**** Supplied material ****

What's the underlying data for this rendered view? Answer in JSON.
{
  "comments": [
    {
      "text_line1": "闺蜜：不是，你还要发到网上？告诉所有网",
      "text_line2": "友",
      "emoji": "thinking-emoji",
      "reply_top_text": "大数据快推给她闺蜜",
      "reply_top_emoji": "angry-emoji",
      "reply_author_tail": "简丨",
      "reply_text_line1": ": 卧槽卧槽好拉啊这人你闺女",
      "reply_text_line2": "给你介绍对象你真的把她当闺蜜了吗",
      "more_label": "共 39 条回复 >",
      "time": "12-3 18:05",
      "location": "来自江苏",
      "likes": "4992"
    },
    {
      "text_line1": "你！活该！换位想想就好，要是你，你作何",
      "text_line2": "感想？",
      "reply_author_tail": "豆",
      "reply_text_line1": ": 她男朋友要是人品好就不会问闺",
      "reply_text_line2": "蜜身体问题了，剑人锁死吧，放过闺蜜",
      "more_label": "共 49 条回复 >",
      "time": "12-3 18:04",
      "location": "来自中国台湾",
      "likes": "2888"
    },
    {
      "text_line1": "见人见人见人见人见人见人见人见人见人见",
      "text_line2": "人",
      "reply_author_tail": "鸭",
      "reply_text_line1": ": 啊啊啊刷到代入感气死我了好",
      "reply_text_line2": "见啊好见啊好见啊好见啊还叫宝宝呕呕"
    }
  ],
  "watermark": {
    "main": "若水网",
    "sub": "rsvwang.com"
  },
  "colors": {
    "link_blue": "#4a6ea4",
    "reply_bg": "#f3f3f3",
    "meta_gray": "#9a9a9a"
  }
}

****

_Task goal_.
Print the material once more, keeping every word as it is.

_Result of this exercise_.
What's the underlying data for this rendered view? Answer in JSON.
{
  "comments": [
    {
      "text_line1": "闺蜜：不是，你还要发到网上？告诉所有网",
      "text_line2": "友",
      "emoji": "thinking-emoji",
      "reply_top_text": "大数据快推给她闺蜜",
      "reply_top_emoji": "angry-emoji",
      "reply_author_tail": "简丨",
      "reply_text_line1": ": 卧槽卧槽好拉啊这人你闺女",
      "reply_text_line2": "给你介绍对象你真的把她当闺蜜了吗",
      "more_label": "共 39 条回复 >",
      "time": "12-3 18:05",
      "location": "来自江苏",
      "likes": "4992"
    },
    {
      "text_line1": "你！活该！换位想想就好，要是你，你作何",
      "text_line2": "感想？",
      "reply_author_tail": "豆",
      "reply_text_line1": ": 她男朋友要是人品好就不会问闺",
      "reply_text_line2": "蜜身体问题了，剑人锁死吧，放过闺蜜",
      "more_label": "共 49 条回复 >",
      "time": "12-3 18:04",
      "location": "来自中国台湾",
      "likes": "2888"
    },
    {
      "text_line1": "见人见人见人见人见人见人见人见人见人见",
      "text_line2": "人",
      "reply_author_tail": "鸭",
      "reply_text_line1": ": 啊啊啊刷到代入感气死我了好",
      "reply_text_line2": "见啊好见啊好见啊好见啊还叫宝宝呕呕"
    }
  ],
  "watermark": {
    "main": "若水网",
    "sub": "rsvwang.com"
  },
  "colors": {
    "link_blue": "#4a6ea4",
    "reply_bg": "#f3f3f3",
    "meta_gray": "#9a9a9a"
  }
}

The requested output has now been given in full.